WHAT TO DO ->
Each record below must come back exactly as written; its pictures must not.

### RECORDS TO PROCESS ###

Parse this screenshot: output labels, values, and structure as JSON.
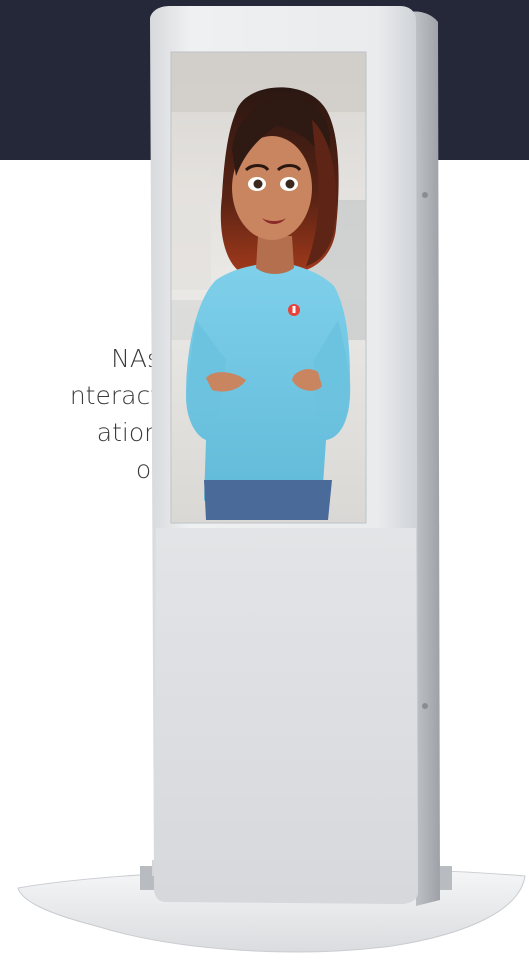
{
  "header": {
    "background_color": "#252839"
  },
  "body_text": {
    "lines": [
      "NAs",
      "nteract",
      "ation",
      "of"
    ]
  },
  "kiosk": {
    "name": "digital-human-kiosk",
    "screen_content": "avatar-woman-blue-sweater",
    "frame_color": "#e6e7e9"
  }
}
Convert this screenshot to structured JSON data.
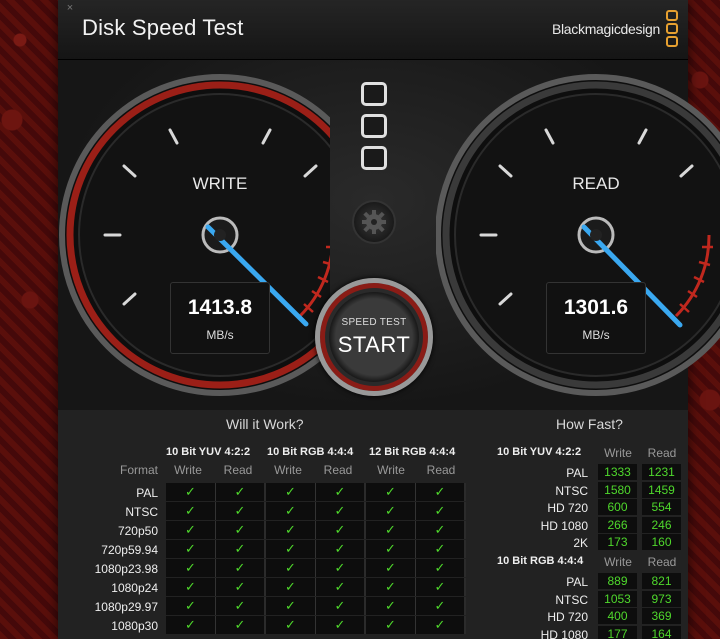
{
  "window": {
    "title": "Disk Speed Test",
    "brand": "Blackmagicdesign",
    "close_glyph": "×"
  },
  "colors": {
    "accent_red": "#c0281e",
    "needle_blue": "#3aa8f0",
    "check_green": "#4fd82c",
    "brand_orange": "#e6a030"
  },
  "gauges": {
    "write": {
      "label": "WRITE",
      "value": "1413.8",
      "unit": "MB/s"
    },
    "read": {
      "label": "READ",
      "value": "1301.6",
      "unit": "MB/s"
    }
  },
  "controls": {
    "start_small": "SPEED TEST",
    "start_big": "START",
    "settings_icon": "gear-icon"
  },
  "will_it_work": {
    "title": "Will it Work?",
    "format_header": "Format",
    "groups": [
      {
        "name": "10 Bit YUV 4:2:2",
        "write": "Write",
        "read": "Read"
      },
      {
        "name": "10 Bit RGB 4:4:4",
        "write": "Write",
        "read": "Read"
      },
      {
        "name": "12 Bit RGB 4:4:4",
        "write": "Write",
        "read": "Read"
      }
    ],
    "rows": [
      "PAL",
      "NTSC",
      "720p50",
      "720p59.94",
      "1080p23.98",
      "1080p24",
      "1080p29.97",
      "1080p30"
    ],
    "check_glyph": "✓"
  },
  "how_fast": {
    "title": "How Fast?",
    "sections": [
      {
        "name": "10 Bit YUV 4:2:2",
        "write": "Write",
        "read": "Read",
        "rows": [
          {
            "format": "PAL",
            "write": "1333",
            "read": "1231"
          },
          {
            "format": "NTSC",
            "write": "1580",
            "read": "1459"
          },
          {
            "format": "HD 720",
            "write": "600",
            "read": "554"
          },
          {
            "format": "HD 1080",
            "write": "266",
            "read": "246"
          },
          {
            "format": "2K",
            "write": "173",
            "read": "160"
          }
        ]
      },
      {
        "name": "10 Bit RGB 4:4:4",
        "write": "Write",
        "read": "Read",
        "rows": [
          {
            "format": "PAL",
            "write": "889",
            "read": "821"
          },
          {
            "format": "NTSC",
            "write": "1053",
            "read": "973"
          },
          {
            "format": "HD 720",
            "write": "400",
            "read": "369"
          },
          {
            "format": "HD 1080",
            "write": "177",
            "read": "164"
          }
        ]
      }
    ]
  }
}
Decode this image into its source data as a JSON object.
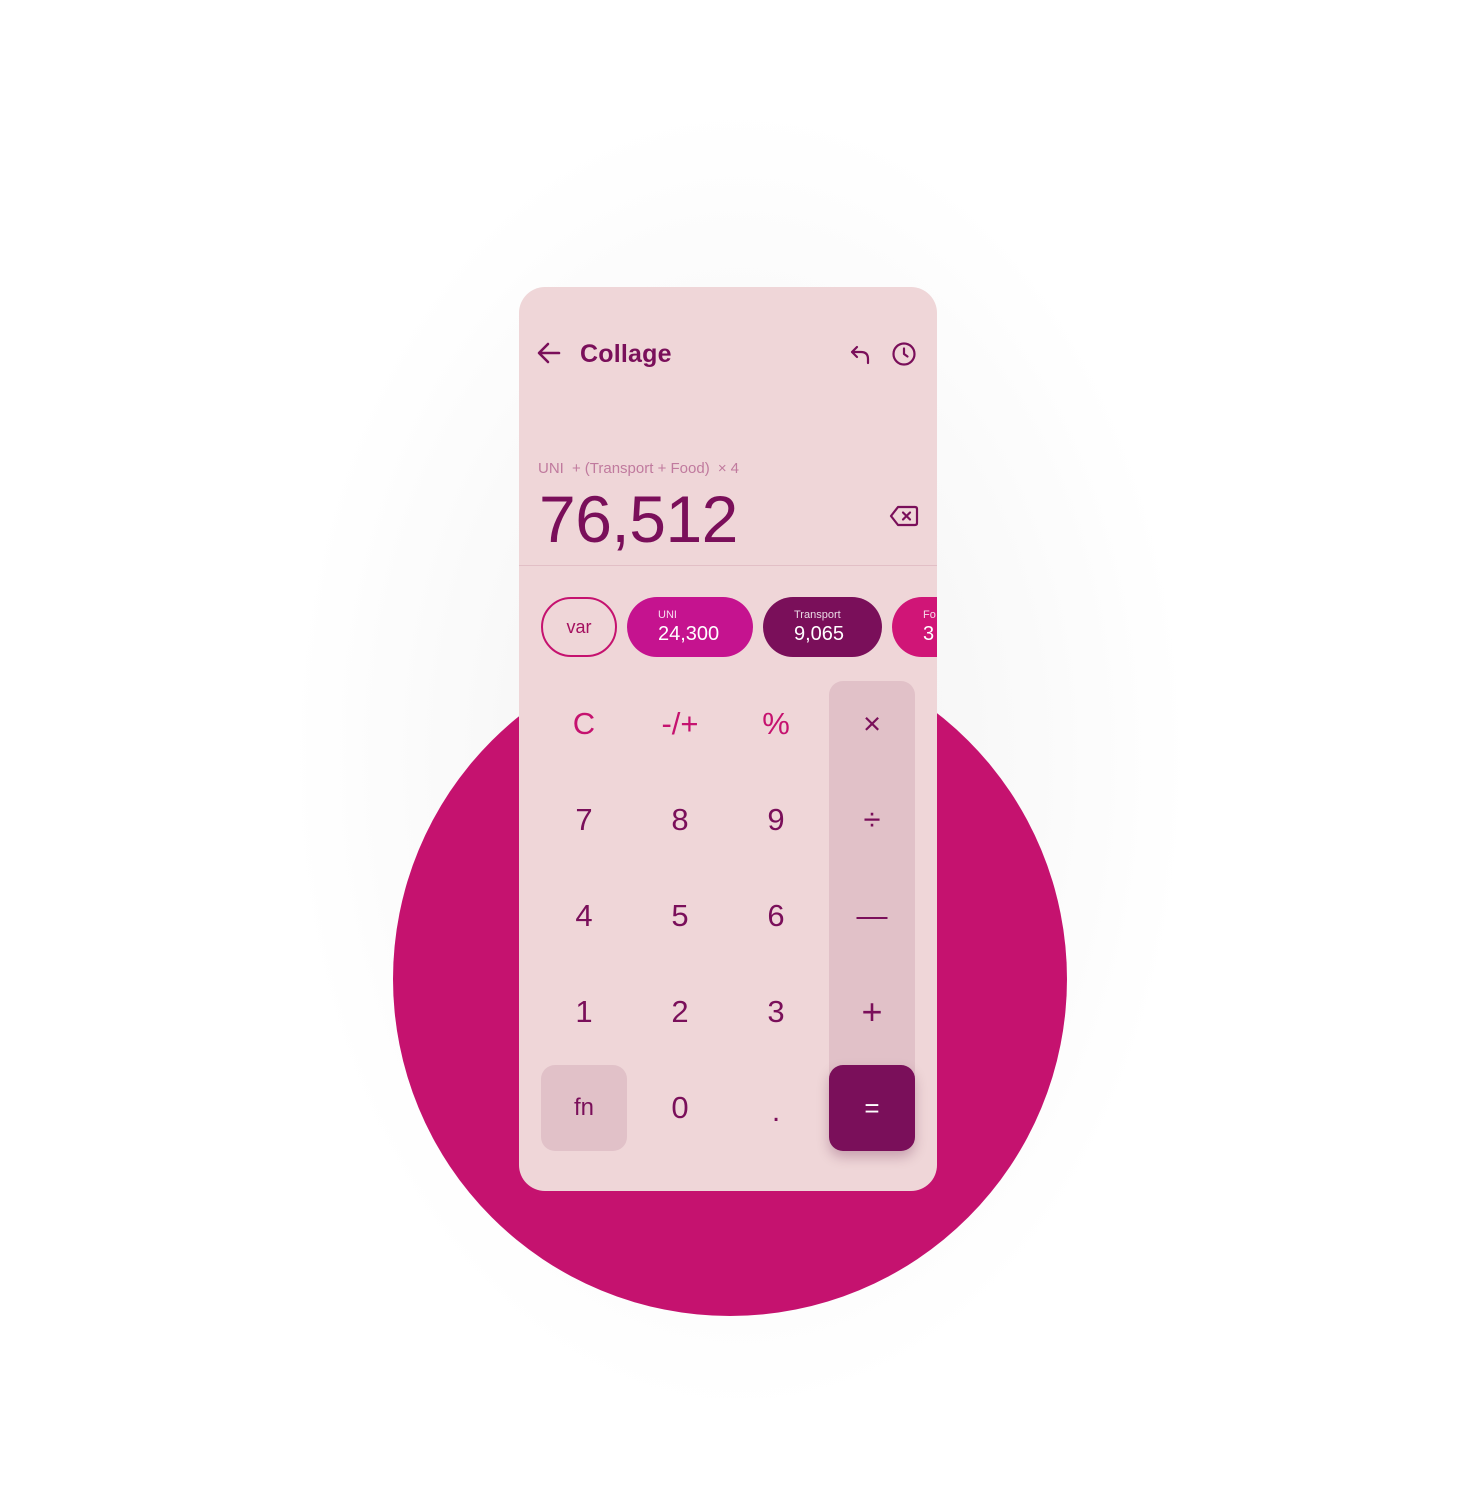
{
  "header": {
    "title": "Collage",
    "back_icon": "arrow-left-icon",
    "undo_icon": "undo-icon",
    "history_icon": "clock-icon"
  },
  "display": {
    "expression": {
      "var1": "UNI",
      "op1": "+",
      "group": "(Transport + Food)",
      "op2": "×",
      "factor": "4"
    },
    "result": "76,512",
    "backspace_icon": "backspace-icon"
  },
  "variables": {
    "var_button": "var",
    "chips": [
      {
        "name": "UNI",
        "value": "24,300",
        "color": "#c5138f"
      },
      {
        "name": "Transport",
        "value": "9,065",
        "color": "#7a0f5a"
      },
      {
        "name": "Fo",
        "value": "3",
        "color": "#d01577"
      }
    ]
  },
  "keypad": {
    "clear": "C",
    "negate": "-/+",
    "percent": "%",
    "multiply": "×",
    "seven": "7",
    "eight": "8",
    "nine": "9",
    "divide": "÷",
    "four": "4",
    "five": "5",
    "six": "6",
    "minus": "—",
    "one": "1",
    "two": "2",
    "three": "3",
    "plus": "+",
    "fn": "fn",
    "zero": "0",
    "dot": ".",
    "equals": "="
  },
  "colors": {
    "accent": "#c5126f",
    "dark": "#7a0f5a",
    "panel": "#efd6d8",
    "operator_column": "#e1c1c8"
  }
}
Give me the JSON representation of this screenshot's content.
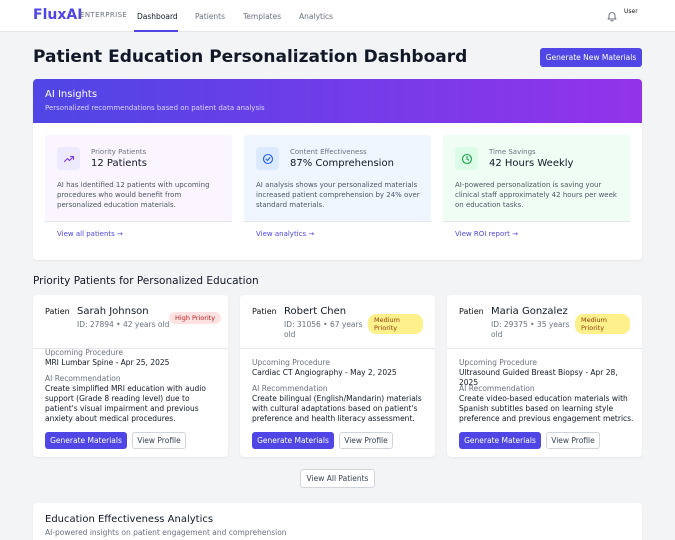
{
  "nav": {
    "logo": "FluxAI",
    "edition": "ENTERPRISE",
    "links": [
      "Dashboard",
      "Patients",
      "Templates",
      "Analytics"
    ],
    "avatar_alt": "User"
  },
  "header": {
    "title": "Patient Education Personalization Dashboard",
    "generate_button": "Generate New Materials"
  },
  "insights": {
    "title": "AI Insights",
    "subtitle": "Personalized recommendations based on patient data analysis",
    "cards": [
      {
        "label": "Priority Patients",
        "value": "12 Patients",
        "description": "AI has identified 12 patients with upcoming procedures who would benefit from personalized education materials.",
        "link": "View all patients →",
        "icon": "trending-up-icon",
        "bg": "#faf5ff",
        "icon_bg": "#ede9fe",
        "icon_color": "#7c3aed"
      },
      {
        "label": "Content Effectiveness",
        "value": "87% Comprehension",
        "description": "AI analysis shows your personalized materials increased patient comprehension by 24% over standard materials.",
        "link": "View analytics →",
        "icon": "check-circle-icon",
        "bg": "#eff6ff",
        "icon_bg": "#dbeafe",
        "icon_color": "#2563eb"
      },
      {
        "label": "Time Savings",
        "value": "42 Hours Weekly",
        "description": "AI-powered personalization is saving your clinical staff approximately 42 hours per week on education tasks.",
        "link": "View ROI report →",
        "icon": "clock-icon",
        "bg": "#f0fdf4",
        "icon_bg": "#dcfce7",
        "icon_color": "#16a34a"
      }
    ]
  },
  "priority": {
    "title": "Priority Patients for Personalized Education",
    "upcoming_label": "Upcoming Procedure",
    "recommendation_label": "AI Recommendation",
    "generate_label": "Generate Materials",
    "view_label": "View Profile",
    "image_alt": "Patient",
    "patients": [
      {
        "name": "Sarah Johnson",
        "meta": "ID: 27894 • 42 years old",
        "priority": "High Priority",
        "procedure": "MRI Lumbar Spine - Apr 25, 2025",
        "recommendation": "Create simplified MRI education with audio support (Grade 8 reading level) due to patient's visual impairment and previous anxiety about medical procedures."
      },
      {
        "name": "Robert Chen",
        "meta": "ID: 31056 • 67 years old",
        "priority": "Medium Priority",
        "procedure": "Cardiac CT Angiography - May 2, 2025",
        "recommendation": "Create bilingual (English/Mandarin) materials with cultural adaptations based on patient's preference and health literacy assessment."
      },
      {
        "name": "Maria Gonzalez",
        "meta": "ID: 29375 • 35 years old",
        "priority": "Medium Priority",
        "procedure": "Ultrasound Guided Breast Biopsy - Apr 28, 2025",
        "recommendation": "Create video-based education materials with Spanish subtitles based on learning style preference and previous engagement metrics."
      }
    ],
    "view_all": "View All Patients"
  },
  "analytics": {
    "title": "Education Effectiveness Analytics",
    "subtitle": "AI-powered insights on patient engagement and comprehension"
  },
  "colors": {
    "accent": "#4f46e5",
    "gradient_end": "#9333ea"
  }
}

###

TASK OUTPUT ->
Parse this screenshot: output labels, values, and structure as JSON.
{
  "header": {
    "background_color": "#252839"
  },
  "body_text": {
    "lines": [
      "NAs",
      "nteract",
      "ation",
      "of"
    ]
  },
  "kiosk": {
    "name": "digital-human-kiosk",
    "screen_content": "avatar-woman-blue-sweater",
    "frame_color": "#e6e7e9"
  }
}
Convert this screenshot to structured JSON data.
{
  "window": {
    "title": "Disk Speed Test",
    "brand": "Blackmagicdesign",
    "close_glyph": "×"
  },
  "colors": {
    "accent_red": "#c0281e",
    "needle_blue": "#3aa8f0",
    "check_green": "#4fd82c",
    "brand_orange": "#e6a030"
  },
  "gauges": {
    "write": {
      "label": "WRITE",
      "value": "1413.8",
      "unit": "MB/s"
    },
    "read": {
      "label": "READ",
      "value": "1301.6",
      "unit": "MB/s"
    }
  },
  "controls": {
    "start_small": "SPEED TEST",
    "start_big": "START",
    "settings_icon": "gear-icon"
  },
  "will_it_work": {
    "title": "Will it Work?",
    "format_header": "Format",
    "groups": [
      {
        "name": "10 Bit YUV 4:2:2",
        "write": "Write",
        "read": "Read"
      },
      {
        "name": "10 Bit RGB 4:4:4",
        "write": "Write",
        "read": "Read"
      },
      {
        "name": "12 Bit RGB 4:4:4",
        "write": "Write",
        "read": "Read"
      }
    ],
    "rows": [
      "PAL",
      "NTSC",
      "720p50",
      "720p59.94",
      "1080p23.98",
      "1080p24",
      "1080p29.97",
      "1080p30"
    ],
    "check_glyph": "✓"
  },
  "how_fast": {
    "title": "How Fast?",
    "sections": [
      {
        "name": "10 Bit YUV 4:2:2",
        "write": "Write",
        "read": "Read",
        "rows": [
          {
            "format": "PAL",
            "write": "1333",
            "read": "1231"
          },
          {
            "format": "NTSC",
            "write": "1580",
            "read": "1459"
          },
          {
            "format": "HD 720",
            "write": "600",
            "read": "554"
          },
          {
            "format": "HD 1080",
            "write": "266",
            "read": "246"
          },
          {
            "format": "2K",
            "write": "173",
            "read": "160"
          }
        ]
      },
      {
        "name": "10 Bit RGB 4:4:4",
        "write": "Write",
        "read": "Read",
        "rows": [
          {
            "format": "PAL",
            "write": "889",
            "read": "821"
          },
          {
            "format": "NTSC",
            "write": "1053",
            "read": "973"
          },
          {
            "format": "HD 720",
            "write": "400",
            "read": "369"
          },
          {
            "format": "HD 1080",
            "write": "177",
            "read": "164"
          }
        ]
      }
    ]
  }
}
Decode this image into its source data as a JSON object.
{
  "header": {
    "title": "Collage",
    "back_icon": "arrow-left-icon",
    "undo_icon": "undo-icon",
    "history_icon": "clock-icon"
  },
  "display": {
    "expression": {
      "var1": "UNI",
      "op1": "+",
      "group": "(Transport + Food)",
      "op2": "×",
      "factor": "4"
    },
    "result": "76,512",
    "backspace_icon": "backspace-icon"
  },
  "variables": {
    "var_button": "var",
    "chips": [
      {
        "name": "UNI",
        "value": "24,300",
        "color": "#c5138f"
      },
      {
        "name": "Transport",
        "value": "9,065",
        "color": "#7a0f5a"
      },
      {
        "name": "Fo",
        "value": "3",
        "color": "#d01577"
      }
    ]
  },
  "keypad": {
    "clear": "C",
    "negate": "-/+",
    "percent": "%",
    "multiply": "×",
    "seven": "7",
    "eight": "8",
    "nine": "9",
    "divide": "÷",
    "four": "4",
    "five": "5",
    "six": "6",
    "minus": "—",
    "one": "1",
    "two": "2",
    "three": "3",
    "plus": "+",
    "fn": "fn",
    "zero": "0",
    "dot": ".",
    "equals": "="
  },
  "colors": {
    "accent": "#c5126f",
    "dark": "#7a0f5a",
    "panel": "#efd6d8",
    "operator_column": "#e1c1c8"
  }
}
Give me the JSON representation of this screenshot's content.
{
  "nav": {
    "logo": "FluxAI",
    "edition": "ENTERPRISE",
    "links": [
      "Dashboard",
      "Patients",
      "Templates",
      "Analytics"
    ],
    "avatar_alt": "User"
  },
  "header": {
    "title": "Patient Education Personalization Dashboard",
    "generate_button": "Generate New Materials"
  },
  "insights": {
    "title": "AI Insights",
    "subtitle": "Personalized recommendations based on patient data analysis",
    "cards": [
      {
        "label": "Priority Patients",
        "value": "12 Patients",
        "description": "AI has identified 12 patients with upcoming procedures who would benefit from personalized education materials.",
        "link": "View all patients →",
        "icon": "trending-up-icon",
        "bg": "#faf5ff",
        "icon_bg": "#ede9fe",
        "icon_color": "#7c3aed"
      },
      {
        "label": "Content Effectiveness",
        "value": "87% Comprehension",
        "description": "AI analysis shows your personalized materials increased patient comprehension by 24% over standard materials.",
        "link": "View analytics →",
        "icon": "check-circle-icon",
        "bg": "#eff6ff",
        "icon_bg": "#dbeafe",
        "icon_color": "#2563eb"
      },
      {
        "label": "Time Savings",
        "value": "42 Hours Weekly",
        "description": "AI-powered personalization is saving your clinical staff approximately 42 hours per week on education tasks.",
        "link": "View ROI report →",
        "icon": "clock-icon",
        "bg": "#f0fdf4",
        "icon_bg": "#dcfce7",
        "icon_color": "#16a34a"
      }
    ]
  },
  "priority": {
    "title": "Priority Patients for Personalized Education",
    "upcoming_label": "Upcoming Procedure",
    "recommendation_label": "AI Recommendation",
    "generate_label": "Generate Materials",
    "view_label": "View Profile",
    "image_alt": "Patient",
    "patients": [
      {
        "name": "Sarah Johnson",
        "meta": "ID: 27894 • 42 years old",
        "priority": "High Priority",
        "procedure": "MRI Lumbar Spine - Apr 25, 2025",
        "recommendation": "Create simplified MRI education with audio support (Grade 8 reading level) due to patient's visual impairment and previous anxiety about medical procedures."
      },
      {
        "name": "Robert Chen",
        "meta": "ID: 31056 • 67 years old",
        "priority": "Medium Priority",
        "procedure": "Cardiac CT Angiography - May 2, 2025",
        "recommendation": "Create bilingual (English/Mandarin) materials with cultural adaptations based on patient's preference and health literacy assessment."
      },
      {
        "name": "Maria Gonzalez",
        "meta": "ID: 29375 • 35 years old",
        "priority": "Medium Priority",
        "procedure": "Ultrasound Guided Breast Biopsy - Apr 28, 2025",
        "recommendation": "Create video-based education materials with Spanish subtitles based on learning style preference and previous engagement metrics."
      }
    ],
    "view_all": "View All Patients"
  },
  "analytics": {
    "title": "Education Effectiveness Analytics",
    "subtitle": "AI-powered insights on patient engagement and comprehension"
  },
  "colors": {
    "accent": "#4f46e5",
    "gradient_end": "#9333ea"
  }
}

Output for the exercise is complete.